A. Before, there were a lot of things that I wanted to show. At that time, I was young and hot-headed, so there were a lot of things I was conceited about. Both musically and personally. So there were times when I wanted to make music to flaunt, “Yeah, I’m this talented” and sometimes I just acted like I was strong. Now, I don’t have that. I’m not overly flamboyant, and there aren’t any elements that say, “Look at me.” I just made it like how it came to me. That’s not necessarily a bad thing. I became a husband, a father, and I think I’ve become an adult because the two most beautiful things in life have occurred to me.
Q. What was your original personality like?
A. Pessimistic. I had the kind of personality to explode if someone touched me. Before, I didn’t know, but looking back now, I think I was like that. Now, I don’t have that kind of thing anymore, whether it is because I’ve become tired or become more mature. Previously, I couldn’t stand any badmouthing done about me and I just wanted positive things to be spoken. I was hot-headed.
Q. During the academic forgery conspiracy, didn’t you feel resentful towards the Korean public?
A. I didn’t do any interviews in the country, but I have done an interview before with a foreign magazine.
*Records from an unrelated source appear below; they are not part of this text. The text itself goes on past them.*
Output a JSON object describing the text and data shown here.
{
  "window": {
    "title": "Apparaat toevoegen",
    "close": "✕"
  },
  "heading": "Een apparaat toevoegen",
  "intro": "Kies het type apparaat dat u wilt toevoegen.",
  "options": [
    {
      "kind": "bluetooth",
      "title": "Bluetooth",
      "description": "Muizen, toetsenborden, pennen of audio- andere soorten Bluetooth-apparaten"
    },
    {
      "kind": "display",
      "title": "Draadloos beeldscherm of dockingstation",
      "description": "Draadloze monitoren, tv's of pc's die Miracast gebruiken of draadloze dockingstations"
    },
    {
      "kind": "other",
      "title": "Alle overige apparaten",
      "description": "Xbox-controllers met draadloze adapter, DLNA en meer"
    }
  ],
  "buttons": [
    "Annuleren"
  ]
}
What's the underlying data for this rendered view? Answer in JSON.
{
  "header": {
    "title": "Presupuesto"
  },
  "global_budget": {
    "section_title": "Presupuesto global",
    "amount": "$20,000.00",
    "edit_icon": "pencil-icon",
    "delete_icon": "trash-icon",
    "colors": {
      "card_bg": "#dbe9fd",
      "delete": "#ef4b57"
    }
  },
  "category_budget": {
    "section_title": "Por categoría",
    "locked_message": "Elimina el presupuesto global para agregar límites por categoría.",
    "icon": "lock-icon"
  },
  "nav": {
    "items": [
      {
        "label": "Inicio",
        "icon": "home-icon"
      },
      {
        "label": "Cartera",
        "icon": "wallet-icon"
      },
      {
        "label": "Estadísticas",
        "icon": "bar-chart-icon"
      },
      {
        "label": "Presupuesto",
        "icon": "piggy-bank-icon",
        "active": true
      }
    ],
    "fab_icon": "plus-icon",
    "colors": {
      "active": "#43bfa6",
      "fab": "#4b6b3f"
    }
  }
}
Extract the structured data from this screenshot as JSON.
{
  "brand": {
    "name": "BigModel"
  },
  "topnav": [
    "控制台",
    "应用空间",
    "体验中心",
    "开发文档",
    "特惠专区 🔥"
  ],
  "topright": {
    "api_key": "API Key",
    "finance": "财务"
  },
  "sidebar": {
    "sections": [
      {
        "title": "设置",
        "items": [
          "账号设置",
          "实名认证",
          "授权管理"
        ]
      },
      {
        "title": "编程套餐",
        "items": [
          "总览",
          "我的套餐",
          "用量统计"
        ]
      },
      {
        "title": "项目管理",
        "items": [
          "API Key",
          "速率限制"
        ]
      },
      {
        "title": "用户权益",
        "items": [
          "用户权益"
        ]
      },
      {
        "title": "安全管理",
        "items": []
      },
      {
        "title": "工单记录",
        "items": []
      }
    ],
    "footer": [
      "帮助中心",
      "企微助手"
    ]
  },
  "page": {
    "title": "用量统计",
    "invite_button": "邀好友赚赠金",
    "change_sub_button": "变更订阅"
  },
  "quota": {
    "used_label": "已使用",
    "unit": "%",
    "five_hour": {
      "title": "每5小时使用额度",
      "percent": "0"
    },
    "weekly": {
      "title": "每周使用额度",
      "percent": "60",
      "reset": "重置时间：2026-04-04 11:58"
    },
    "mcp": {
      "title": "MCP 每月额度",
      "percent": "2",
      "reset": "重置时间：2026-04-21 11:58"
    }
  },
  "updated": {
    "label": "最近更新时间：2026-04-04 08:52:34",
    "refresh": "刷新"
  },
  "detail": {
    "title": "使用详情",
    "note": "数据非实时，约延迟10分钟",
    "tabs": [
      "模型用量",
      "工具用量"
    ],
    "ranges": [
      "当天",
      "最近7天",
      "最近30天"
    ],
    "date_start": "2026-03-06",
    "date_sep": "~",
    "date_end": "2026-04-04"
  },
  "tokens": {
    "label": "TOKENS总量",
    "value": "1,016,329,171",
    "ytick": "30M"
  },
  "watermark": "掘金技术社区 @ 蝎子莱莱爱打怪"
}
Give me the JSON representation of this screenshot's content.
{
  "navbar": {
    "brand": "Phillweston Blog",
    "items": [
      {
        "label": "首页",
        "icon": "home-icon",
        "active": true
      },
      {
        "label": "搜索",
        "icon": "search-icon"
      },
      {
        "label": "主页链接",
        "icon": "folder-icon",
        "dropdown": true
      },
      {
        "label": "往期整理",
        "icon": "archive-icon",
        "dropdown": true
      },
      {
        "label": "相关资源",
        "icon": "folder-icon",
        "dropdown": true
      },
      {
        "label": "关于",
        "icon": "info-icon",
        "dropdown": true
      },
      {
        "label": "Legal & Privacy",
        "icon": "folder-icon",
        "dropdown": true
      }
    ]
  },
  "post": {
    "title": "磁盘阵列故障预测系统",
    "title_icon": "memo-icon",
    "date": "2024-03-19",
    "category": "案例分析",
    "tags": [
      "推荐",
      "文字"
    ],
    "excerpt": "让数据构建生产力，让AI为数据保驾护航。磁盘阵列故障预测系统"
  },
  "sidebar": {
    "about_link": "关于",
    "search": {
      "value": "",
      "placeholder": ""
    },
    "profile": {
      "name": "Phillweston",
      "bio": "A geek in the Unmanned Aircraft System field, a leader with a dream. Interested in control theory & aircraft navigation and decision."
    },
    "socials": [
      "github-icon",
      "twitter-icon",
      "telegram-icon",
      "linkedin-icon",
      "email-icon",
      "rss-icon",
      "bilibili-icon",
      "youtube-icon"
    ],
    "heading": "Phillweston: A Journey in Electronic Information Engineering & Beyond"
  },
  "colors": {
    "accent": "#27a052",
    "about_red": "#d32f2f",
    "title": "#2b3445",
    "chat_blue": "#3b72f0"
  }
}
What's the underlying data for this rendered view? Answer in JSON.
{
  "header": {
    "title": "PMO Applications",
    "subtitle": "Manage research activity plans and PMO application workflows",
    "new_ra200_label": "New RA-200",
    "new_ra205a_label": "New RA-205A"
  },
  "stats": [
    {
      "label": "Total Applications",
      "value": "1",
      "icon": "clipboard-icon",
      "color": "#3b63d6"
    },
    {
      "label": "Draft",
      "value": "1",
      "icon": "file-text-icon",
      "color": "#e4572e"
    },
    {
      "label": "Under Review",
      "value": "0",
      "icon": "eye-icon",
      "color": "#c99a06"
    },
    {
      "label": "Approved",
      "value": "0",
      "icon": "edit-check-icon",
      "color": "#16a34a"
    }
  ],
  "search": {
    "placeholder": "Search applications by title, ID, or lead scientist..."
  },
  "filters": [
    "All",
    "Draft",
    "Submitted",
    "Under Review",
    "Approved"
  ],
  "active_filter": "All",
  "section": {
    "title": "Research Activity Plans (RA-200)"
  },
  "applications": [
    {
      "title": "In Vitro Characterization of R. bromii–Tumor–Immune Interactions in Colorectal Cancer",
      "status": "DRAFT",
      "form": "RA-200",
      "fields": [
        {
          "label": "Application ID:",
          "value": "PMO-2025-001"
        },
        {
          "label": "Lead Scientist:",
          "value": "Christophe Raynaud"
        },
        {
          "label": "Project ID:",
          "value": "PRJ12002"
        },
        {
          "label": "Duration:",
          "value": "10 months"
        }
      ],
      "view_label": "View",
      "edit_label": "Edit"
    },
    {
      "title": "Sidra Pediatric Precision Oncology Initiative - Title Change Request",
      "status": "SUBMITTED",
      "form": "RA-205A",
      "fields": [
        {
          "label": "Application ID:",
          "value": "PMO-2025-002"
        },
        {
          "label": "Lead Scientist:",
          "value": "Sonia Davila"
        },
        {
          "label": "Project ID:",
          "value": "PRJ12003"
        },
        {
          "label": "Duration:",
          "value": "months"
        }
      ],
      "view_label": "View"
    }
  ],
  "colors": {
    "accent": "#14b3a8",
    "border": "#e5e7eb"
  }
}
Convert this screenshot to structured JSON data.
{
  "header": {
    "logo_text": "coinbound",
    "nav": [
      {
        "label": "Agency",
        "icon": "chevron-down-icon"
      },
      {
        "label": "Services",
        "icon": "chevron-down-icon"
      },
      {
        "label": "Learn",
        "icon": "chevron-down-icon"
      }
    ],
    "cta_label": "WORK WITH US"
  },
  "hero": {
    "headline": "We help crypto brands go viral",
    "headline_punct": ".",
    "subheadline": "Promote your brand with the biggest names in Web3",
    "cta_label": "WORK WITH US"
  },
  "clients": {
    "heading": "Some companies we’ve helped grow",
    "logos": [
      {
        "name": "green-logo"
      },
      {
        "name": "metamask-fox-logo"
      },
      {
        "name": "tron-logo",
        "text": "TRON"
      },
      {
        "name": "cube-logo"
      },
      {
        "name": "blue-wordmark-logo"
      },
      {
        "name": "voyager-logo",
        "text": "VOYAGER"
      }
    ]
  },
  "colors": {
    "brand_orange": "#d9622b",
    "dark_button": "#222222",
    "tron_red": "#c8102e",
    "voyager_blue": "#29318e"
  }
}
I didn’t like the way foreigners looked at this as though it was all Korea’s fault. So I wanted to say that this wasn’t Korea’s fault, but that the Internet was to be blamed. I emphasized that it could have happened anywhere, so I would like them if they wouldn’t misunderstand Koreans. Since I’ve been discriminated for a long time before when I was living overseas because I was a Korean, I was worried that there would be negative prejudice established about Korea because of my incident.
Q. Still, it could have been you were disappointed in the Korean public’s reaction.
A. Towards my fans, I had been disappointed with them briefly. At the start of the controversy, there was an incident that dug into my heart. My fans had broken CDs into pieces, took a photo, and sent it to me. That was so wounding. I also held the thought that while I’m going through such a difficult thing like this, where had all my numerous fans gone. There hadn’t been a single letter of comfort that I had received.
That time was so lonely and it felt like I had no one. But I don’t blame them. The thing I felt as I made my comeback this time was that as much as I didn’t want to go outside and felt discomfort about it, wouldn’t the people who cheered me on have felt the same? I thought that since if they revealed themselves as fans, people would attack them, so I understood that as the reason why they acted as they did.
Q. When you went up on the comeback stage of SBS’ “Inkigayo” you looked slightly awkward.
A. Compared to when I was a rookie and released an album, this time around is more surprising and new. When I went to the broadcasting company, I’d forgotten where the cameras were. I had to ask MC Jo Kwon which way I had to look at for the camera. He said to look there, but there were three cameras. I couldn’t find where the camera was. When I came back and monitored, I looked like an idiot. (Laugh)
Q. We heard that you were close to doing nothing for broadcasting activities. Why did you decide to pursue activities for a short time?
A. At first, I was planning to not carry out any activities. This album isn’t one that’s showy. It’s weird to go out by myself and continue to be sad while singing as well. It was just because it was music that was made without the purpose of standing in front of a crowd.
Q. I think there will be a lot of fans that will miss the bright, variety-ace Tablo. Will we not be able to see that kind of demeanor from that time again?
A. I think it’ll be hard for me to revert back to my old self. Truthfully, even in Epik High, I was the one to pursue gentle, lingering emotions. The thing I do best also colored this album. I don’t think I’ll change a lot in the future either.